## WORK TO BE COMPLETED
Copy out every line holding the string "currency" from the records below.
----- SUPPLIED ENTRIES
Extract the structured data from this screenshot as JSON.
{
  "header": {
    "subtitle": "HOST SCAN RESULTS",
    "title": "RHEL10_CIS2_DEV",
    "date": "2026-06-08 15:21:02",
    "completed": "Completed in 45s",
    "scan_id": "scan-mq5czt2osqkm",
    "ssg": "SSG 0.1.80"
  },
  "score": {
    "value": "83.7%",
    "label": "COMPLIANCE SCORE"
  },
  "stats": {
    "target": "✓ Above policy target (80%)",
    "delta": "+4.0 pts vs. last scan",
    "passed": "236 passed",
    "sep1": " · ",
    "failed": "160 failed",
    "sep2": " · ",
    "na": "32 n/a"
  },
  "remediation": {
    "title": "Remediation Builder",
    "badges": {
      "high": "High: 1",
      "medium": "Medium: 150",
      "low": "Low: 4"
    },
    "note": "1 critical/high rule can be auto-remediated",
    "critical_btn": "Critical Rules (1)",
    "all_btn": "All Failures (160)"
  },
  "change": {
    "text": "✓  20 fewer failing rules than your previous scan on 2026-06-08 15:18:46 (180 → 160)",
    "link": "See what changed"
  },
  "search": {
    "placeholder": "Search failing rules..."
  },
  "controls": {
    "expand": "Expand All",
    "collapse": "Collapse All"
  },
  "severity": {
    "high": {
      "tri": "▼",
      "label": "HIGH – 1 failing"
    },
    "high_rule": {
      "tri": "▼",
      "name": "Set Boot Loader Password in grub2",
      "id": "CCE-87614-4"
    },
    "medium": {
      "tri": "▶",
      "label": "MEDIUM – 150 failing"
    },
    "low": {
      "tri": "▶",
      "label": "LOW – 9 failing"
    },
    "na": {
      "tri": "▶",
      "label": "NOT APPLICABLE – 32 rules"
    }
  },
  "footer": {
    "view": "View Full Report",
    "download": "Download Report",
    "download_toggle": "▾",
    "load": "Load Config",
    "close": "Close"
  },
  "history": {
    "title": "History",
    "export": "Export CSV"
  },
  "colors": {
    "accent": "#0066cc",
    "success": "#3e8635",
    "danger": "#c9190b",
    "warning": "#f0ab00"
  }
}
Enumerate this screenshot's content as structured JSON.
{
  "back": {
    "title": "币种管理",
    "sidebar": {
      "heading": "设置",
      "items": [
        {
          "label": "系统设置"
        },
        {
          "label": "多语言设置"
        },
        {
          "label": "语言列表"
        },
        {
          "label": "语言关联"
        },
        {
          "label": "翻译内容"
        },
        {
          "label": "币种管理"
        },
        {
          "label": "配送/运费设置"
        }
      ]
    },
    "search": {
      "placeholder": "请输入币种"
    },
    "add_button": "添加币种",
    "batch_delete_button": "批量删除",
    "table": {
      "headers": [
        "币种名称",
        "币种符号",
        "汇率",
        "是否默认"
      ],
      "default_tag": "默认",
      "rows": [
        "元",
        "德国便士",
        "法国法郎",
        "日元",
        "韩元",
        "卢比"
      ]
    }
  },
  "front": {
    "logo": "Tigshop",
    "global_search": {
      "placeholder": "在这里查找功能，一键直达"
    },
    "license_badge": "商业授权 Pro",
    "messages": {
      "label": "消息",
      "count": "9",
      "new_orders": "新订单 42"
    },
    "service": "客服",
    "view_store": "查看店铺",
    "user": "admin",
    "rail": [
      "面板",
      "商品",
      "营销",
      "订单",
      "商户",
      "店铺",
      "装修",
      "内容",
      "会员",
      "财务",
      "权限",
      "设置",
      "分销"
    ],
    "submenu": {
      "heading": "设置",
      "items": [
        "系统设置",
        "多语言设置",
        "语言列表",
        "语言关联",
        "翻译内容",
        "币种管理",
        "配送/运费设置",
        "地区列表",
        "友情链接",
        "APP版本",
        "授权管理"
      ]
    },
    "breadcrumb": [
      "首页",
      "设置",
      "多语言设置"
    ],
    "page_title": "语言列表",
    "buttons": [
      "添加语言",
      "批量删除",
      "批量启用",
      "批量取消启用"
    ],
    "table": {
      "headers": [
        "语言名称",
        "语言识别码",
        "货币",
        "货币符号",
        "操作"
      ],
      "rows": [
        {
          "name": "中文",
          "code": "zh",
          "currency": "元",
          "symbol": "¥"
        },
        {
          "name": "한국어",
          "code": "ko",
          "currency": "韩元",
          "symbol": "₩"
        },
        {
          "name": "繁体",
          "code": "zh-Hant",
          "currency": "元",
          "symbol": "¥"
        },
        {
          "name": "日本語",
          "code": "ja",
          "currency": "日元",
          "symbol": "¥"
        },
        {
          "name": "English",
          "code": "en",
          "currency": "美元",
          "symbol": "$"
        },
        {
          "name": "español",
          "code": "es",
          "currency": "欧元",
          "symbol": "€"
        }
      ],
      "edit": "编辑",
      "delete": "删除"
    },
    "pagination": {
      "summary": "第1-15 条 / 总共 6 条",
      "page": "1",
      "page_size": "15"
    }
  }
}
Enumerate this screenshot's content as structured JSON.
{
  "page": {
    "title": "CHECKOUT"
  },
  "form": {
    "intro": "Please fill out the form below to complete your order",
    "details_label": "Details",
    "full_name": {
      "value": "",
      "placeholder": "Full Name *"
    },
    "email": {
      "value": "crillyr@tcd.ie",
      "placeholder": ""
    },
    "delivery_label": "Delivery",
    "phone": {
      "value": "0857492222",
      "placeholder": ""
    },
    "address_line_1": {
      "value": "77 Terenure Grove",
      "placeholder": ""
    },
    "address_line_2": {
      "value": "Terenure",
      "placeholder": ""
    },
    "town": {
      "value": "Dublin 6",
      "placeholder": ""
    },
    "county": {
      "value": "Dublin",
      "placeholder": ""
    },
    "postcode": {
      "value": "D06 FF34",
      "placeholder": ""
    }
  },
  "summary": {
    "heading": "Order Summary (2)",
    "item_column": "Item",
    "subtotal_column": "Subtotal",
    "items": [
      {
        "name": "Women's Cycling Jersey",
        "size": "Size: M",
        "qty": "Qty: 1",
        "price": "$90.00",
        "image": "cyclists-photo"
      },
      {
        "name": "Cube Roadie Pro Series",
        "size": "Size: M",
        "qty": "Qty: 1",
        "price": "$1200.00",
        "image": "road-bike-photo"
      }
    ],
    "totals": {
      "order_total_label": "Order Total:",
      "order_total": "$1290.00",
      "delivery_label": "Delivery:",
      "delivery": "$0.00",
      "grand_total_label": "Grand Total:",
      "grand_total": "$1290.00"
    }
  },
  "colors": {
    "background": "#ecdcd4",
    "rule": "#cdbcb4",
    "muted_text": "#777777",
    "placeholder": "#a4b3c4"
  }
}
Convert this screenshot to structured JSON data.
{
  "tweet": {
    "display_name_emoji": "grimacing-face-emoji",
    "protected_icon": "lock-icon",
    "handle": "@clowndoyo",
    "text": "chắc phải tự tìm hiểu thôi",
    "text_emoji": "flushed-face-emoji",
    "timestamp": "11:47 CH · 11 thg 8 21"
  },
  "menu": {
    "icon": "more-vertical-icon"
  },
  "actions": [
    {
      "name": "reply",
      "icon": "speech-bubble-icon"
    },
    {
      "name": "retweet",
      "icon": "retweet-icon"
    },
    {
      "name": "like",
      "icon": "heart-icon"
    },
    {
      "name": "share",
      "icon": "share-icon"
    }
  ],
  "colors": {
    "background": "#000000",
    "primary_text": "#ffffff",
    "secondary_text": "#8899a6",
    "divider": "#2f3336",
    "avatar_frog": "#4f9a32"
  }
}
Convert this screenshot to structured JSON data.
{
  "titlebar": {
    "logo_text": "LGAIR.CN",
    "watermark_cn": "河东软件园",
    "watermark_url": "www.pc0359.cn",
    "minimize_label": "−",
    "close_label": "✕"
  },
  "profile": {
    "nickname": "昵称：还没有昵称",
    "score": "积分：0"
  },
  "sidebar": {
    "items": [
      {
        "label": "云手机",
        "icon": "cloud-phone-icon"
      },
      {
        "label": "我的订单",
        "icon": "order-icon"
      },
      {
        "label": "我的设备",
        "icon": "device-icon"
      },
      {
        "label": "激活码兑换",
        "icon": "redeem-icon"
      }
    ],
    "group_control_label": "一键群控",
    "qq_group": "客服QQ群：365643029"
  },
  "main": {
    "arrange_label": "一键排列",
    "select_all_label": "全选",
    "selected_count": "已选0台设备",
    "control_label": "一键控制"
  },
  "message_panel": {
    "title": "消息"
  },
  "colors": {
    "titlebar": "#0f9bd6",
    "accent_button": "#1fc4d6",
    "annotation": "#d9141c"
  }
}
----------
## RESULT OF THE TASK
          "currency": "元",
          "currency": "韩元",
          "currency": "元",
          "currency": "日元",
          "currency": "美元",
          "currency": "欧元",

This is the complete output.